Start of Records provided

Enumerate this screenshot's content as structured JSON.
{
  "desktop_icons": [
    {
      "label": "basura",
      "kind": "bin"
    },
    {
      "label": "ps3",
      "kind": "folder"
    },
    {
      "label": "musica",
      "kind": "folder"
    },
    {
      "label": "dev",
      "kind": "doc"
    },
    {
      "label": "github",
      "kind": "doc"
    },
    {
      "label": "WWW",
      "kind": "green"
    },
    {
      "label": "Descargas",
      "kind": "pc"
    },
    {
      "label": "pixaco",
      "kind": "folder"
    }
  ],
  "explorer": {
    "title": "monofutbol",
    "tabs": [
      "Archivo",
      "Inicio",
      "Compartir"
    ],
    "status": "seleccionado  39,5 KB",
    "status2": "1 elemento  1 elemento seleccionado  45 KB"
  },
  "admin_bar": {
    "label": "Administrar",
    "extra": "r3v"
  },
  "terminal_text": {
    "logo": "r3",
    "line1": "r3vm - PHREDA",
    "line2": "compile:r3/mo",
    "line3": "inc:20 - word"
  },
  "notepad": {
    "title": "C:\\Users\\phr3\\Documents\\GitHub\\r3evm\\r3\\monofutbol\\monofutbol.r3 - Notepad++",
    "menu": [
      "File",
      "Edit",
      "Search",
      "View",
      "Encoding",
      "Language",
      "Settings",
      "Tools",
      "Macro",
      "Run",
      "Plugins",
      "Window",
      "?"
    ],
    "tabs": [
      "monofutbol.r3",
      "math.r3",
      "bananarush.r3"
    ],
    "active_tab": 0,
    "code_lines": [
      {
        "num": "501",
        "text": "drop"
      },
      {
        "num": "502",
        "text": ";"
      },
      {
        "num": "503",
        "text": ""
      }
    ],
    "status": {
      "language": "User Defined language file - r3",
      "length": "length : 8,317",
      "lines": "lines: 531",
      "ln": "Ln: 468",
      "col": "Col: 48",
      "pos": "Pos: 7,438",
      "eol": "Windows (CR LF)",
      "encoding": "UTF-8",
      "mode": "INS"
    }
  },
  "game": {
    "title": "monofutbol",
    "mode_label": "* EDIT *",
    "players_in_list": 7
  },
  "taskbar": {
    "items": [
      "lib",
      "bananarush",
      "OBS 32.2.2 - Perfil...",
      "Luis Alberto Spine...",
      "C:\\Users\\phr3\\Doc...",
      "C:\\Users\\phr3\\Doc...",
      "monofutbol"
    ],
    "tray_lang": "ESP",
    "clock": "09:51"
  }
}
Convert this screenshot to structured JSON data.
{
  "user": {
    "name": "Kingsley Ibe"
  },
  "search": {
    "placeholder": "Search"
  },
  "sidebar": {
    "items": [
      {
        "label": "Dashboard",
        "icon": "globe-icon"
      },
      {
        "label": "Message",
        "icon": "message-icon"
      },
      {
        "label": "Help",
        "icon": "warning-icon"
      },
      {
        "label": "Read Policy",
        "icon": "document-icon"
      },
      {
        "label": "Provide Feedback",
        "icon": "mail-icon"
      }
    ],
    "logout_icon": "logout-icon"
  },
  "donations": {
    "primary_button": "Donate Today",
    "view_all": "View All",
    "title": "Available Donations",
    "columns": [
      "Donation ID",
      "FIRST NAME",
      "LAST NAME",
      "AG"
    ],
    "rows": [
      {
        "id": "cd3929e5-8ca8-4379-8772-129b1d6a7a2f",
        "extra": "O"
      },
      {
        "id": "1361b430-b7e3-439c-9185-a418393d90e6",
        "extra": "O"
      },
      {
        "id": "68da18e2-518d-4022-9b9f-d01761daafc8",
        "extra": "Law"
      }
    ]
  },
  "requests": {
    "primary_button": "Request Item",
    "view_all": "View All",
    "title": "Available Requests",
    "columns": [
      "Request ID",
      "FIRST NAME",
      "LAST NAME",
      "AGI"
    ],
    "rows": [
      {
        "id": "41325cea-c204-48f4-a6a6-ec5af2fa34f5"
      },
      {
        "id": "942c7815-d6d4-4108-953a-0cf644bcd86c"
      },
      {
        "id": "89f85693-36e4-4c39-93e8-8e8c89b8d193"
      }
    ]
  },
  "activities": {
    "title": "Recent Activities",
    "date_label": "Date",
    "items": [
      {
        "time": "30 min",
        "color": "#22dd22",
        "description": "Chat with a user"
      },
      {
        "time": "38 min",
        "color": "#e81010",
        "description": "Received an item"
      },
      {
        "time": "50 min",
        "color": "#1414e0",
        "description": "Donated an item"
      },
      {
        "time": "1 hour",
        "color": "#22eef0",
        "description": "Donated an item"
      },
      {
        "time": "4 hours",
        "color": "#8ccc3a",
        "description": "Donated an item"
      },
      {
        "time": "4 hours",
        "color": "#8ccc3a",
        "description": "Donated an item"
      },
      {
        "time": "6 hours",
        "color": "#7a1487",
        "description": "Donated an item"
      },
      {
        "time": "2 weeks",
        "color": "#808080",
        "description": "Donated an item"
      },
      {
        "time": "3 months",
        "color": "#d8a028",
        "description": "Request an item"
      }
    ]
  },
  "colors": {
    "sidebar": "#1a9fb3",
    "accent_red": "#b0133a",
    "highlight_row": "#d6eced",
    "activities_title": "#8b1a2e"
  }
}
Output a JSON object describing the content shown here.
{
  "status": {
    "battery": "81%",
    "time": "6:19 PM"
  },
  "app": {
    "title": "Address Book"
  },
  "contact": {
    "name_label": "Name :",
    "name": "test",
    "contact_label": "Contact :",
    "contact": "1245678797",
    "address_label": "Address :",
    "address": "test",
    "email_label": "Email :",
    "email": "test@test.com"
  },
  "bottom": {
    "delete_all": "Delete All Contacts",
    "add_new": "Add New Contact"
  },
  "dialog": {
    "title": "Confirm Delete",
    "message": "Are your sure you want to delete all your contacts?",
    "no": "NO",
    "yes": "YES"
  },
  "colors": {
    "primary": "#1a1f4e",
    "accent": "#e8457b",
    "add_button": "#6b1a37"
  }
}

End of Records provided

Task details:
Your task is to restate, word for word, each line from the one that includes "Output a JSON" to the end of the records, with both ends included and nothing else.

Output for this exercise:
Output a JSON object describing the content shown here.
{
  "status": {
    "battery": "81%",
    "time": "6:19 PM"
  },
  "app": {
    "title": "Address Book"
  },
  "contact": {
    "name_label": "Name :",
    "name": "test",
    "contact_label": "Contact :",
    "contact": "1245678797",
    "address_label": "Address :",
    "address": "test",
    "email_label": "Email :",
    "email": "test@test.com"
  },
  "bottom": {
    "delete_all": "Delete All Contacts",
    "add_new": "Add New Contact"
  },
  "dialog": {
    "title": "Confirm Delete",
    "message": "Are your sure you want to delete all your contacts?",
    "no": "NO",
    "yes": "YES"
  },
  "colors": {
    "primary": "#1a1f4e",
    "accent": "#e8457b",
    "add_button": "#6b1a37"
  }
}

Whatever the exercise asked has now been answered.